A: Interestingly enough, the issue of treating children is very much a live one in the BAcC at the moment. Our members have always treated children, but over the years there has been an increasing recognition that children are not the same as little adults. Specialist courses have developed, and the BAcC has now recognised that there are expert levels of practice which might entitle a member to advertise themselves as an expert in treating children. The guidelines which will underpin this are not quite ready for publication, and so at this point we cannot give out the names of members who might meet these standards.

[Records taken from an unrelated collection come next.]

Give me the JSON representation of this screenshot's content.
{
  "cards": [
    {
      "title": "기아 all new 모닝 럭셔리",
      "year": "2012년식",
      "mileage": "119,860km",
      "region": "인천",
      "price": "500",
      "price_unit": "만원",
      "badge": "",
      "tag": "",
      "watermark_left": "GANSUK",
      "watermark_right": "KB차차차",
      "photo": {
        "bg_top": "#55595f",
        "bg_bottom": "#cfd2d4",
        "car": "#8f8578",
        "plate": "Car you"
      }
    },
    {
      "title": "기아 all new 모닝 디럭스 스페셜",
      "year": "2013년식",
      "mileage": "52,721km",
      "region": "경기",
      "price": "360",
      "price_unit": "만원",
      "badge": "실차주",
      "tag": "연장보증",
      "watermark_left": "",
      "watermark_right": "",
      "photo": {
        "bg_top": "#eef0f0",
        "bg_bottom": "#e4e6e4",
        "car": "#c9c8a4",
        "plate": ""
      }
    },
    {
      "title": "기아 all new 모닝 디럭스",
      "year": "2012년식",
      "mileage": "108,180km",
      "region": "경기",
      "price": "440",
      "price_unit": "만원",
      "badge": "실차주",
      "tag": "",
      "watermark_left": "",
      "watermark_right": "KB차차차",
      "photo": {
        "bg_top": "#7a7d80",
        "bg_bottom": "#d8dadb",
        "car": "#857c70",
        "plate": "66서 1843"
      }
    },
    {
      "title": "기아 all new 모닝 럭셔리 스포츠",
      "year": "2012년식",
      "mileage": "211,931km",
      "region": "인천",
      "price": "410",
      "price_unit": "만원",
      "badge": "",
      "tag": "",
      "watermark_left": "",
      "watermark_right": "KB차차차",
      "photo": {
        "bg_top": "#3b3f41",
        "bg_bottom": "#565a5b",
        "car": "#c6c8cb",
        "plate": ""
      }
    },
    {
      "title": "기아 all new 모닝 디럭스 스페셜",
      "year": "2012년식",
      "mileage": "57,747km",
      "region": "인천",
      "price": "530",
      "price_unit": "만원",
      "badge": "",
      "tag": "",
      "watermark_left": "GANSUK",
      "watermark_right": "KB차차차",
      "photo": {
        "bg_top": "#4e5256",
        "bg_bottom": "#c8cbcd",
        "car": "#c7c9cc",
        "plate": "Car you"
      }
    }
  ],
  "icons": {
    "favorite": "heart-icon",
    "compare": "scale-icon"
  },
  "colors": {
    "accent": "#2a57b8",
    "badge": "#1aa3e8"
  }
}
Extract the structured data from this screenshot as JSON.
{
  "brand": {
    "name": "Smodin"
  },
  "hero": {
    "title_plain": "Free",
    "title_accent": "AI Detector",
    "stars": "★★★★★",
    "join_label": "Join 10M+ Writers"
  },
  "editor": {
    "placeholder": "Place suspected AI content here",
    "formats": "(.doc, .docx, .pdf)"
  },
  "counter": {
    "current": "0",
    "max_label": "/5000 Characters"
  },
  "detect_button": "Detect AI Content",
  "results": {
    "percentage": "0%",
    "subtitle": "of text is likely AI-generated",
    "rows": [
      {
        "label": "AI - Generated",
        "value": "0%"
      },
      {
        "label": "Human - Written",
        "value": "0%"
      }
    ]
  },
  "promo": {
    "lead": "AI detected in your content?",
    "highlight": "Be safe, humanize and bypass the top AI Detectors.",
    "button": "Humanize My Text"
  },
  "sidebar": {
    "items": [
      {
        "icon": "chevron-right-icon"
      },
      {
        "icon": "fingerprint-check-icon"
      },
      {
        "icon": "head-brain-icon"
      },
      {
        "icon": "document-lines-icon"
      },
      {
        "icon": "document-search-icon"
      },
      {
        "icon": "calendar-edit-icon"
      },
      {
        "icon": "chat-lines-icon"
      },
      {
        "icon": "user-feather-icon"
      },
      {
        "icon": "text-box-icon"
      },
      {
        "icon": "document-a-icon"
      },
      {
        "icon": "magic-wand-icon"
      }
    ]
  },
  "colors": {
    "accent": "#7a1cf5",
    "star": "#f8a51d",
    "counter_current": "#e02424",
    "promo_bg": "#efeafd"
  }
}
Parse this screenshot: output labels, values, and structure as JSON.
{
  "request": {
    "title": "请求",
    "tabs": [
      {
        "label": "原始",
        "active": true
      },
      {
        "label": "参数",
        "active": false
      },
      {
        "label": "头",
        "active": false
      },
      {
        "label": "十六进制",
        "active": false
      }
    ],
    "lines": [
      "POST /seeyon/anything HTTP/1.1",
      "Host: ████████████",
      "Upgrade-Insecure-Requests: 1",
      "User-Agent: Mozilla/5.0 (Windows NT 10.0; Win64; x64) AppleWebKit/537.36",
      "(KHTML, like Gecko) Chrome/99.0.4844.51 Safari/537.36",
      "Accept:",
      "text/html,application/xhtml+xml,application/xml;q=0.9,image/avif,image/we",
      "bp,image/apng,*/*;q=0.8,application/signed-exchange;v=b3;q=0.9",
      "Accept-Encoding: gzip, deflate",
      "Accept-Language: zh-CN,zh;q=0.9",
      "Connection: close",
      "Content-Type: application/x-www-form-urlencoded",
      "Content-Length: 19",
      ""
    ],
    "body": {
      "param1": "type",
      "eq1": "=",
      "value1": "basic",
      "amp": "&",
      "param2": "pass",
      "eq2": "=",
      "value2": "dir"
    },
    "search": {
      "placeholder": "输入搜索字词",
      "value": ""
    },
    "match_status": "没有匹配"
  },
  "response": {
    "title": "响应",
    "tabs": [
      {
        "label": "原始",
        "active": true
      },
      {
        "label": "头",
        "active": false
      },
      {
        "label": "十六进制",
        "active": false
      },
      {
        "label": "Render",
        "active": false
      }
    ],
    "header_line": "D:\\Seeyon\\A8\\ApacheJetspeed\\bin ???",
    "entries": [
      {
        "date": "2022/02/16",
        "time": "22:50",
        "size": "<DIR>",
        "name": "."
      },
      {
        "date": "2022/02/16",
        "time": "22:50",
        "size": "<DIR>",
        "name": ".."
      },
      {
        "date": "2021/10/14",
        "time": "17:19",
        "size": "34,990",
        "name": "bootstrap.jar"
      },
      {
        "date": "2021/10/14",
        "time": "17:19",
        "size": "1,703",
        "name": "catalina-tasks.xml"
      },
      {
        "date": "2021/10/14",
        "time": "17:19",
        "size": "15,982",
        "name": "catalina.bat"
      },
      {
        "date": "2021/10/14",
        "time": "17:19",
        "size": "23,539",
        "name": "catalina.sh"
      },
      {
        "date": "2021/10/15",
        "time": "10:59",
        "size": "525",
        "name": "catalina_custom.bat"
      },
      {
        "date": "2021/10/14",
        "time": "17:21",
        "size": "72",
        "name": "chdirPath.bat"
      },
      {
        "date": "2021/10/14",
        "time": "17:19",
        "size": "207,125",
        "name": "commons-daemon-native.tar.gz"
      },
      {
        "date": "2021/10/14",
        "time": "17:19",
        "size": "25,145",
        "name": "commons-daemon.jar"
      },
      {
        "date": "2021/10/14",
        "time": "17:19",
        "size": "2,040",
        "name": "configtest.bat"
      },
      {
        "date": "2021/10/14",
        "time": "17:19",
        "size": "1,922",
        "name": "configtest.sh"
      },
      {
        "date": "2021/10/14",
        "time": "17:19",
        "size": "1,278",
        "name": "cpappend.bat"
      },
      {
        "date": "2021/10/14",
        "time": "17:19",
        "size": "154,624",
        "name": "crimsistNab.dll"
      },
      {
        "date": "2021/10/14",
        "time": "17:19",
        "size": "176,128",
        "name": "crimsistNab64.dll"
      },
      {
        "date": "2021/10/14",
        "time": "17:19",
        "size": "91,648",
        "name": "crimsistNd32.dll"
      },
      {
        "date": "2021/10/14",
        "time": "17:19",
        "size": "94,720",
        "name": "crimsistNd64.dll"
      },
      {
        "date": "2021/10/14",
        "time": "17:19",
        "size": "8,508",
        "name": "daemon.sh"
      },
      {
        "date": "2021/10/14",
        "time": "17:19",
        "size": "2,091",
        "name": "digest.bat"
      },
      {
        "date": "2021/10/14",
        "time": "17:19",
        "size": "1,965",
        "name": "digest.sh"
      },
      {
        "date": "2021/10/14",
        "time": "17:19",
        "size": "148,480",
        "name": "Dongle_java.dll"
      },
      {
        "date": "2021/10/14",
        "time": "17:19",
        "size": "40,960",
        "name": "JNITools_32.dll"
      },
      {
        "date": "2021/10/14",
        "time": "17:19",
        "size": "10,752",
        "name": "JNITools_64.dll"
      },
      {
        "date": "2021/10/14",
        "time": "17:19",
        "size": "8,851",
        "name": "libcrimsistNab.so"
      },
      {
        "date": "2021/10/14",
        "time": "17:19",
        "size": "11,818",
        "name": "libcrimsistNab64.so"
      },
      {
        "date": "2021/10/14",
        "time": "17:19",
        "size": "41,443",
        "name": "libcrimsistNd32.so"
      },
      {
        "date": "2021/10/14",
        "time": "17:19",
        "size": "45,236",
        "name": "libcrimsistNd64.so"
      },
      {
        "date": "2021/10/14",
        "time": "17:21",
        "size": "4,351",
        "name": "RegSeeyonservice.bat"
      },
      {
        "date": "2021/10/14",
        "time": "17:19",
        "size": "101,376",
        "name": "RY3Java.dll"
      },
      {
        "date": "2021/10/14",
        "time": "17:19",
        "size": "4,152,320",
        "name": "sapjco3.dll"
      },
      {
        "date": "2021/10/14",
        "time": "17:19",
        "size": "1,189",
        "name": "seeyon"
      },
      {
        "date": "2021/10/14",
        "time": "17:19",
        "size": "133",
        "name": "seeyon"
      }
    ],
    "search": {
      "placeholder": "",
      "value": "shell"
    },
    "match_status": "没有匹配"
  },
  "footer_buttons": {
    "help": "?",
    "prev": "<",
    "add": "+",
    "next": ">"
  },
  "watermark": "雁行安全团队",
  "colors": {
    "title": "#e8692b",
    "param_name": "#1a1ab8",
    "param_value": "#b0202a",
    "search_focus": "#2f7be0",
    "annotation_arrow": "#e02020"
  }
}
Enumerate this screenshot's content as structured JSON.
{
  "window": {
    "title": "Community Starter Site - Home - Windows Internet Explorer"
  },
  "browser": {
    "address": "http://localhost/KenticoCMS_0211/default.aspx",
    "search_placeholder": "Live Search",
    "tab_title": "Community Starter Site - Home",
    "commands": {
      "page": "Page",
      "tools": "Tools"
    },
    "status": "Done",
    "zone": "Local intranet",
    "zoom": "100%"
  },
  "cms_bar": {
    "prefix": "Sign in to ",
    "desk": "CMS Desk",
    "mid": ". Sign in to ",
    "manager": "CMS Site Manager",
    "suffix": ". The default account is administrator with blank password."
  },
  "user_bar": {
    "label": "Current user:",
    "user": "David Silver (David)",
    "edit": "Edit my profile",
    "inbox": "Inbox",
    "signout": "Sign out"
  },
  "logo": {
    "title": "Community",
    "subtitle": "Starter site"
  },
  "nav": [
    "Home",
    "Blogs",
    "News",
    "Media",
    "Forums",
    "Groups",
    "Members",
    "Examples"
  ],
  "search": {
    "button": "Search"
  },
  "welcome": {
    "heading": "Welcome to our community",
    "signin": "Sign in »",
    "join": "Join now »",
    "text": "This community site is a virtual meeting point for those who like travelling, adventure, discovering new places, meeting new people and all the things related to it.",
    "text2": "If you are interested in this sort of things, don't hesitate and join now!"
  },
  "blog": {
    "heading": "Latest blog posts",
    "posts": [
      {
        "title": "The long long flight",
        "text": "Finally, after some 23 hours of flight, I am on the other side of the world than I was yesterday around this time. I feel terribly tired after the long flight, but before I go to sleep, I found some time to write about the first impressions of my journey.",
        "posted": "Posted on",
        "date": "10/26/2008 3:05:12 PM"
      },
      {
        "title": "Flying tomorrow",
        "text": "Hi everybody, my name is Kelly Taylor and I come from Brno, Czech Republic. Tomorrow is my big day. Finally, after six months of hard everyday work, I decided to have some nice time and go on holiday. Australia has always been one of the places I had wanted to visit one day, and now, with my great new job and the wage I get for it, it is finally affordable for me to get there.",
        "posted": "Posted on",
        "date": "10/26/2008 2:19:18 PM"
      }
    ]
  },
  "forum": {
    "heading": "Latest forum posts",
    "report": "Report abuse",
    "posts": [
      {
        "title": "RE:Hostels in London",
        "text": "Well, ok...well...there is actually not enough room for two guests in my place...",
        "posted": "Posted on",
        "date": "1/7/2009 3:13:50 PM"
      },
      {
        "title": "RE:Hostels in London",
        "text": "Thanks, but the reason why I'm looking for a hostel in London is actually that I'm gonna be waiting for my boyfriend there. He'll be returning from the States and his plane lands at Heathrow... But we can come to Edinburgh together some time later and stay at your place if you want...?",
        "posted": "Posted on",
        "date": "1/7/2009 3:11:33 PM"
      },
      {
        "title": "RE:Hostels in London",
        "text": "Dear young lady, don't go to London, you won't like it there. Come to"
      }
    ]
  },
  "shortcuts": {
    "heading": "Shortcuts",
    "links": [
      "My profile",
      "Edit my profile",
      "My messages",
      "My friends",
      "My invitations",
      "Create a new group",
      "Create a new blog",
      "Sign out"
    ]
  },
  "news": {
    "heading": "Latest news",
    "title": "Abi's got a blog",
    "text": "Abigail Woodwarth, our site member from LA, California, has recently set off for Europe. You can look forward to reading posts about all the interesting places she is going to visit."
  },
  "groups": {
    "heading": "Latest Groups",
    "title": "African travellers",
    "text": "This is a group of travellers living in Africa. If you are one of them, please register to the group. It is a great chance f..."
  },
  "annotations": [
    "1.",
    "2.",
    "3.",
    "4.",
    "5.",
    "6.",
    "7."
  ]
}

However, if you use google with your location, 'acupuncture' and 'children' we are fairly confident that you will quickly identify someone local to you who has undertaken specialist postgraduate training. That is not to say that the ordinary BAcC member cannot treat children, only that someone who makes the treatment of children a focus in their practice is likely to have greater experience about dealing with children and recognising the patterns of disease unique to children.
Using google will also very rapidly identify the two or three major course providers for paediatric acupuncture, and some of these provide drop down lists of practitioner by area.
It is also commonly held view in the profession that skin problems are particularly benefited by herbal medicine, and finding someone with this additional string to their bow might be an advantage. Our members are often very helpful at directing prospective patients to members within their area whom they know personally and trust as experts in their field, and if all else fails you could almost certainly get a good steer from a practitioner local to you.
A: There is a some research evidence about the efficacy of acupuncture treatment for some specific auto-immune diseases, but in each area there has to be a very considered response depending on the extent and quality of the information. It is impossible to make a blanket statement, therefore, about auto-immune diseases in general.
As far as vitiligo is concerned, there is very little evidence to suggest that acupuncture may help this condition. If you undertake an internet search you will undoubtedly find a small number of case studies which appear to suggest that acupuncture has done the trick, but for any condition you care to name there will someone somewhere for whom acupuncture has worked. The question is the degree of possibility which this creates, and in our experience there is not a great deal to support a recommendation.
That is not to say that acupuncture may not help. The translations between systems of medicine, especially eastern medicine with its entirely different underpinning based on a theory of energy or 'qi', are at best imprecise, and the Chinese had a very different understanding of what we would call the immune system. It is entirely possible that a practitioner might find weaknesses in the Chinese medicine version of an immune system which may have some correlation with, and positive effect on, the modern understanding of the immune system.
There is also an aspect of Chinese medicine which looks at the person as an integrated whole, and where there is internal disharmony this may also lead to a kind of 'energetic anarchy' which might see the body turn against itself in the manner described in the west as an auto-immune problem.
However, these would both be long shots, in our view, and we would be more inclined to refer someone on to a Chinese herbal medicine practitioner. CHM has a desered reputation for the treatment of skin conditions, and it may be worth your while talking to someone who is trained both in acupuncture and herbal medicine to get a better view of what may be done. Most of the RCHM members are also BAcC members, and most of the members of the ATCM practise both herbs and acupuncture. We are confident that a member of either will give you an honest face to face assessment of what may be possible.